Ethnic minority women in Southern China. Image by Joseph Lal
The volume, intensity, emotional tone, and facial expressions associated with a local dialect can affect the way some Chinese people speak Mandarin. Shanghainese is spoken very strongly and loudly, so if you see two people conversing in Shanghainese, you might worry about an argument coming to blows, only to find out they are best friends. The Naxi people – Naxi being the name of their ethnic minority and language – tend to speak in a lower, calmer voice. If the vocal manner of either of these native dialects shine (or blare) through when speaking Mandarin, it could leave even a native Mandarin speaker confused.
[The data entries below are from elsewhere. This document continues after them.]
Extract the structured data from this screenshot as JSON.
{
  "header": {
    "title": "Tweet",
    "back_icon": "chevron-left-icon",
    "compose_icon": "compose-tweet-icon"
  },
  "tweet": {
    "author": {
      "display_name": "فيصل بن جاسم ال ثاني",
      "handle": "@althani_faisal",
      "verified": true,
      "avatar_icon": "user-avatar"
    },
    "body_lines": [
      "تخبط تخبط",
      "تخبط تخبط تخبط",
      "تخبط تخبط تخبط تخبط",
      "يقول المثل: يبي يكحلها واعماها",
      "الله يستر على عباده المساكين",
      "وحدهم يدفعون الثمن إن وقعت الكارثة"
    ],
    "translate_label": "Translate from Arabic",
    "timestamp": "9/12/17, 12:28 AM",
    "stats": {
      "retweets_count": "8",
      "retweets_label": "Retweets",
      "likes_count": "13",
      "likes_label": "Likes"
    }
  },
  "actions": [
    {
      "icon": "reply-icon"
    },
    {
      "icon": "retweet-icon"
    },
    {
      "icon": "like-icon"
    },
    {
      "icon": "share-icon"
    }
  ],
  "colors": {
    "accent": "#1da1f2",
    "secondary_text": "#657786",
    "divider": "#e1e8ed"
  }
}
The limited communication with older generations and non-city dwellers is noticed by local Chinese, not just travelers. Two people from Harbin, a northern metropolis that predominantly speaks Mandarin and has no official local dialect, went to a convenience store while visiting the southwestern province of Yunnan. The store owner tried to converse with them, but they could only smile and nod as they didn’t understand a word. In some parts of China, such as in the province of Fujian, neighboring villages still can’t communicate with each other, and the differences in culture and language still vary greatly.
Yizu writing. Image by Daniel Lal
The strong push for Mandarin education has created a separation in social levels, especially for those who live outside of the bigger cities. The older generations grew up speaking their local dialects and attended schools before Mandarin education was an initiative. A person’s level of standard Mandarin shows their educational background, so unless they know the other person is local, older ones will often default to standard Mandarin despite not being fluent. Some older ones still view Mandarin as a dialect as opposed to a major language.
There continues to be a social divide over Chinese character simplification. Many who learned Chinese writing through traditional characters view it as a dumbing-down and de-culturalization of Chinese, while those who learned simplified characters appreciate its functionality. One Hong Kong columnist views learning simplified characters as a need for business with China while not affecting Hong Kong’s culture and use of traditional characters in education. “We may not be enamored of simplified Chinese characters, but know them we must,” he states, showing how deep the divide can run.
Chinese culture places itself alongside Egypt, Babylon, and India as one of the four major civilizations that shaped the world. Parts of its thousands-of-years-long history trickle down to today, especially in Mandarin form. Whether you’re an avid traveler or an ambition-conquering polyglot, the diversity, culture, and history of the Middle Kingdom and its official language await you.